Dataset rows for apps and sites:

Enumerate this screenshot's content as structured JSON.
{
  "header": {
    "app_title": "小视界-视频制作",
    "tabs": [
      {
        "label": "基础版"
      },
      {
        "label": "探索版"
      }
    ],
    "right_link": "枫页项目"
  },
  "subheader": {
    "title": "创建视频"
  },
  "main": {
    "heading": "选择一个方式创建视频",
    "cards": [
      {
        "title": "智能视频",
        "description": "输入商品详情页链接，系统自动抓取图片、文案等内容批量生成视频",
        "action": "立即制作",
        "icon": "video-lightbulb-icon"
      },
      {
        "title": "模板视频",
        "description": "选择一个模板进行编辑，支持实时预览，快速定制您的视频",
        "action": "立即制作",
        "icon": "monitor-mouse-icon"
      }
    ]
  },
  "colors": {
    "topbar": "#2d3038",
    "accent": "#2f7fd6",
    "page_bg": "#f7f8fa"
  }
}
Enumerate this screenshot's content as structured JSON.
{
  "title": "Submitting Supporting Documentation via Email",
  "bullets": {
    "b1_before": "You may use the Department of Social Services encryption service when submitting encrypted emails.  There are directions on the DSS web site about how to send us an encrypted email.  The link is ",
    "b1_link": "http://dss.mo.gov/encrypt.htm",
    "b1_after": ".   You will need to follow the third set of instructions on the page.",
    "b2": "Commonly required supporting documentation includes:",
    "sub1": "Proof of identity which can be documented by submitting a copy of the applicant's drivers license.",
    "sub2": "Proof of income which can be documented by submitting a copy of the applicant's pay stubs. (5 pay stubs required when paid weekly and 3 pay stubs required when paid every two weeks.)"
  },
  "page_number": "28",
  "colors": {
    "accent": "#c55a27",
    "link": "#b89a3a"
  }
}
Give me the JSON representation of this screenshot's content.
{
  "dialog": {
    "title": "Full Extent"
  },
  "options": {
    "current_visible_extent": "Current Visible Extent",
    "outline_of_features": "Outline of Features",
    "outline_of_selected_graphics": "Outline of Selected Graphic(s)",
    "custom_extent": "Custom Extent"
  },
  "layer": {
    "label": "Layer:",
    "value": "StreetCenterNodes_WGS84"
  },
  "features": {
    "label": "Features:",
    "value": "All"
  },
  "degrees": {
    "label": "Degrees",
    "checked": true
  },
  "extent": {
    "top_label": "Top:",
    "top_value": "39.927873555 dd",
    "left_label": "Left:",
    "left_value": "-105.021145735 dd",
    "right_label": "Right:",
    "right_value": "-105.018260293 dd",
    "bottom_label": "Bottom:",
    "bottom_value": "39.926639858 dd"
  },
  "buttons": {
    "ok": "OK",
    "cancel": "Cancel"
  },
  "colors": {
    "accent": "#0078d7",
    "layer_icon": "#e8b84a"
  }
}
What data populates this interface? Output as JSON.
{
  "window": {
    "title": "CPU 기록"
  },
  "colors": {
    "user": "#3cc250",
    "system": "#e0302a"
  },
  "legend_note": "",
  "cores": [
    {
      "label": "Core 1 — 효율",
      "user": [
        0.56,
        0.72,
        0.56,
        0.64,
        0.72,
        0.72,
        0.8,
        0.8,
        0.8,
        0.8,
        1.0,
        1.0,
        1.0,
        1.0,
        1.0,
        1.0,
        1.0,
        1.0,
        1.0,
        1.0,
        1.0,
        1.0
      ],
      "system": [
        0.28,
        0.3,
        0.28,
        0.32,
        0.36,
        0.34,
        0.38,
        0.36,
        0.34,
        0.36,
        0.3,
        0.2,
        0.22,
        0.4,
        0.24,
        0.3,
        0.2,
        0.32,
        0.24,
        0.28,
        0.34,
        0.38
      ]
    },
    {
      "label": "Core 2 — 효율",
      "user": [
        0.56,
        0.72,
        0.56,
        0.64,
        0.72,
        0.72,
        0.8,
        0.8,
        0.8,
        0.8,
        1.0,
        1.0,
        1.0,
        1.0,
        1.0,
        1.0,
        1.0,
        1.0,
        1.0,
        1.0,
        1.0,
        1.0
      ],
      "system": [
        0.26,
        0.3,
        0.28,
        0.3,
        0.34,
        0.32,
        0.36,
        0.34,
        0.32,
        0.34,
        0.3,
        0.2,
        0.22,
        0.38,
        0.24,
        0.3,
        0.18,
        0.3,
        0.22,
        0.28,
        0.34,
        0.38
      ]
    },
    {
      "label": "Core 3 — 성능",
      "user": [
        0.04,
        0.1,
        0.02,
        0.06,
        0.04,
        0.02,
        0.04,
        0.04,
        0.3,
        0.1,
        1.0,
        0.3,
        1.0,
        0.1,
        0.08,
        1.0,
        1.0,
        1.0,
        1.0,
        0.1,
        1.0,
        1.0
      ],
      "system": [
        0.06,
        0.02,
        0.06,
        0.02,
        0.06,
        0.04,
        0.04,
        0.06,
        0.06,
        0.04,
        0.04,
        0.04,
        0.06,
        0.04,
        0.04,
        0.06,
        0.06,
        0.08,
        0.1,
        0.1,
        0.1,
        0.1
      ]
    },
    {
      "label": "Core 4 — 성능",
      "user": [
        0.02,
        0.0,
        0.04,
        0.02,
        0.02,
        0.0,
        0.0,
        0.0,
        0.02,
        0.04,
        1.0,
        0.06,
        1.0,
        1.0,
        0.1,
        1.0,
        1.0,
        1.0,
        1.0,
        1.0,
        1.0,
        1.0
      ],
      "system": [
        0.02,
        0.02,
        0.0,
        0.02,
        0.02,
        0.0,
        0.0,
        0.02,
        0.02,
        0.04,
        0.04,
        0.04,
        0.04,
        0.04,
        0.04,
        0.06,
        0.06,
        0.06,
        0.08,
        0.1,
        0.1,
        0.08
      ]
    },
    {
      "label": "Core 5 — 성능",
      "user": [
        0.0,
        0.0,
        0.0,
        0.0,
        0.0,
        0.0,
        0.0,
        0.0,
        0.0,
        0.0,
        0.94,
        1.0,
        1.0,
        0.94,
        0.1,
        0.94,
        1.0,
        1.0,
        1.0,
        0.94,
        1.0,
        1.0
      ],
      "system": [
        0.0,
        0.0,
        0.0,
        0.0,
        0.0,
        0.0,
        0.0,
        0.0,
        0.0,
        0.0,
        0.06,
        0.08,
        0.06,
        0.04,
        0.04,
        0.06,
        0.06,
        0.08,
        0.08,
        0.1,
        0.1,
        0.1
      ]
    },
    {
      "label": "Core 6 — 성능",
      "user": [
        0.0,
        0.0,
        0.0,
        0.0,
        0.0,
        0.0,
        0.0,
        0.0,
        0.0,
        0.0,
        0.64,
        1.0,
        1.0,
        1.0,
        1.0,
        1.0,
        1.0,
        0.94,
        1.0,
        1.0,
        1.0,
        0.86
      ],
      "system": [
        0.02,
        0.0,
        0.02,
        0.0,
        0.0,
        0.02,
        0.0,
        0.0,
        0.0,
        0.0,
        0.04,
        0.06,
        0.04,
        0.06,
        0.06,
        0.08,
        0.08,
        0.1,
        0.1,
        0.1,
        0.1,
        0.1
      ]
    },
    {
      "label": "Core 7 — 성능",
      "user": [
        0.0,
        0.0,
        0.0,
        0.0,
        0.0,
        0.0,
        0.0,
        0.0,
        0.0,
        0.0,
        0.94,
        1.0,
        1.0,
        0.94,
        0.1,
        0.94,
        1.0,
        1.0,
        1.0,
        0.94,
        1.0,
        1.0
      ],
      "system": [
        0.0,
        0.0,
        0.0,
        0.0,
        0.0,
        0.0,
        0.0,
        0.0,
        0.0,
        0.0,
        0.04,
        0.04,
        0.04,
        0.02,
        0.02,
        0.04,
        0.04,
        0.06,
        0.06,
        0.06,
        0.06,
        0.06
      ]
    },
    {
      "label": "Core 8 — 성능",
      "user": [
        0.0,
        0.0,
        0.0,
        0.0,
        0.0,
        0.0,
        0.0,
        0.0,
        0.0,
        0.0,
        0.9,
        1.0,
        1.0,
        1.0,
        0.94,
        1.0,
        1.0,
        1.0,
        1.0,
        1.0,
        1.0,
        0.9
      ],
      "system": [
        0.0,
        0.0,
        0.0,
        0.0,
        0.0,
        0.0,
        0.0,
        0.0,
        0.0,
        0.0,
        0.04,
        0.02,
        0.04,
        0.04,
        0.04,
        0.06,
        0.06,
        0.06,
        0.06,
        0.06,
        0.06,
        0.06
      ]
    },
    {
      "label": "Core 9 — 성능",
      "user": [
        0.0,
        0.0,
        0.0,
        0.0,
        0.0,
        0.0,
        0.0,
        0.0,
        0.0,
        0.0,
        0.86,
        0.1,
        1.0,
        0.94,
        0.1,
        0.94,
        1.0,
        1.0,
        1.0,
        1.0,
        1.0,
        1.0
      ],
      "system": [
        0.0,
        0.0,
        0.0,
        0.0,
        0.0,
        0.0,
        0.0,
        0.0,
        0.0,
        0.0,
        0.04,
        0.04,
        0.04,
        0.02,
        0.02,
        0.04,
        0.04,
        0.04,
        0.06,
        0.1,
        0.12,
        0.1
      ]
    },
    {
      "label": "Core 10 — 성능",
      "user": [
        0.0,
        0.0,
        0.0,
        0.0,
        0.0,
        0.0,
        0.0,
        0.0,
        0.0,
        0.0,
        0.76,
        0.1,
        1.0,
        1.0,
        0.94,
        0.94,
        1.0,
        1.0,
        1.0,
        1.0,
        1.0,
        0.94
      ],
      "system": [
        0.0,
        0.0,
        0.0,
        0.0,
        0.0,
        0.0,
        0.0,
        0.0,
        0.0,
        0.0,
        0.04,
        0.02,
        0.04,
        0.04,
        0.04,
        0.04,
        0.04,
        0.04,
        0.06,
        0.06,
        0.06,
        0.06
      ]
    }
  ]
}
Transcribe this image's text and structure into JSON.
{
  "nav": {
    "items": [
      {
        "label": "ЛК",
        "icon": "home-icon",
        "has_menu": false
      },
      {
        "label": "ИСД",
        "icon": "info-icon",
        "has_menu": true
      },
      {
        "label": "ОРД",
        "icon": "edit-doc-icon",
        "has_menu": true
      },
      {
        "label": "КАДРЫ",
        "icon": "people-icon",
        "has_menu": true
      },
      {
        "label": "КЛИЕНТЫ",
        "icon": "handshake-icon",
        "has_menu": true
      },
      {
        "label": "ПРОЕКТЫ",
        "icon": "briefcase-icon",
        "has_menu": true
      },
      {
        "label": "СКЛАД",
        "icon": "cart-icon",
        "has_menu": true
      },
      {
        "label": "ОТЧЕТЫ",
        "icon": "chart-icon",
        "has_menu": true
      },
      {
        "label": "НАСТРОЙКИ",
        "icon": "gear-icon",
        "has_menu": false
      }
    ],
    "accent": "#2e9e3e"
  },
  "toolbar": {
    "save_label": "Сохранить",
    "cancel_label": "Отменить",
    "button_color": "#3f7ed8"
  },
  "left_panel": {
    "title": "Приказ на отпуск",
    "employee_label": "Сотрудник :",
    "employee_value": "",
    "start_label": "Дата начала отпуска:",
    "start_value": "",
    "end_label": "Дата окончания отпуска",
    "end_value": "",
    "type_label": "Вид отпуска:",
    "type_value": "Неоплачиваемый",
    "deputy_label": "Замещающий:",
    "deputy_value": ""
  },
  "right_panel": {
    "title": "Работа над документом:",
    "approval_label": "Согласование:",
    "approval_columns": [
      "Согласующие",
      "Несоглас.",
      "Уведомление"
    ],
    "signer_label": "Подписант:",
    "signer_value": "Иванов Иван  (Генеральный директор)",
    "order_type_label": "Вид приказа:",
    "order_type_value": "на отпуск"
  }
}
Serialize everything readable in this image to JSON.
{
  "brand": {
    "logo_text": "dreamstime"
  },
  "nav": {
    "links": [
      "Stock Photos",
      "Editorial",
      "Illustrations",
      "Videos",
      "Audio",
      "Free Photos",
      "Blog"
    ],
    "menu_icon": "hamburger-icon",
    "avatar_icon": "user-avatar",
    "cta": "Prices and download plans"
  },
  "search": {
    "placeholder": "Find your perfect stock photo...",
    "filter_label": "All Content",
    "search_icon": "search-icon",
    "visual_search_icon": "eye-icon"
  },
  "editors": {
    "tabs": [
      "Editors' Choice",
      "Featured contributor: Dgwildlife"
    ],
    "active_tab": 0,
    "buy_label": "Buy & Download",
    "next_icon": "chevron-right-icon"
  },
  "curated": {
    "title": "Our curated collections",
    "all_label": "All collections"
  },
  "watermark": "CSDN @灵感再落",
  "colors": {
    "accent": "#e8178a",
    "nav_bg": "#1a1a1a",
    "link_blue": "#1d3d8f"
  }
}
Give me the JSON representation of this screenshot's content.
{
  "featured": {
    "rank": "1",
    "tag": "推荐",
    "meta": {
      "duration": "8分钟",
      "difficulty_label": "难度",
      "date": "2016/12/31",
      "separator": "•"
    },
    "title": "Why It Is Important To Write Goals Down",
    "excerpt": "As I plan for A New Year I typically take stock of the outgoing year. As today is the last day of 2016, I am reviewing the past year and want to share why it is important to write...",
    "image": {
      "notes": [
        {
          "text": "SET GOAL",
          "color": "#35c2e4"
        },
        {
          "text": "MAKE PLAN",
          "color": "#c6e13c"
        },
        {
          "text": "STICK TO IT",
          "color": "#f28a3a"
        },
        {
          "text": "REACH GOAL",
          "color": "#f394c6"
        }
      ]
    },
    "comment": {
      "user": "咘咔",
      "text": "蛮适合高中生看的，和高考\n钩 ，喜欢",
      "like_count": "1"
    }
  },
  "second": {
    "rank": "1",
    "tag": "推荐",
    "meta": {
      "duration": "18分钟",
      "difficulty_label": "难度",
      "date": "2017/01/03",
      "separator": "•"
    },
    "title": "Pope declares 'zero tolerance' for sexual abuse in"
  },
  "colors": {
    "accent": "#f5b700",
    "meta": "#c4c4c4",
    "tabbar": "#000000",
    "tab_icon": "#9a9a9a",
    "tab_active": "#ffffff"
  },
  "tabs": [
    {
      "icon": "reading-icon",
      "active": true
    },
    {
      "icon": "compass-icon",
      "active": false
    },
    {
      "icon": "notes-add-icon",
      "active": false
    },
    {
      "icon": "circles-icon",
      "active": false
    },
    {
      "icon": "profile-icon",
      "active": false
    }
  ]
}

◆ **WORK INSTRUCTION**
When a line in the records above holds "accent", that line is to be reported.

◆ **ANSWER TO THIS PROBLEM**
    "accent": "#2f7fd6",
    "accent": "#c55a27",
    "accent": "#0078d7",
    "accent": "#2e9e3e"
    "accent": "#e8178a",
    "accent": "#f5b700",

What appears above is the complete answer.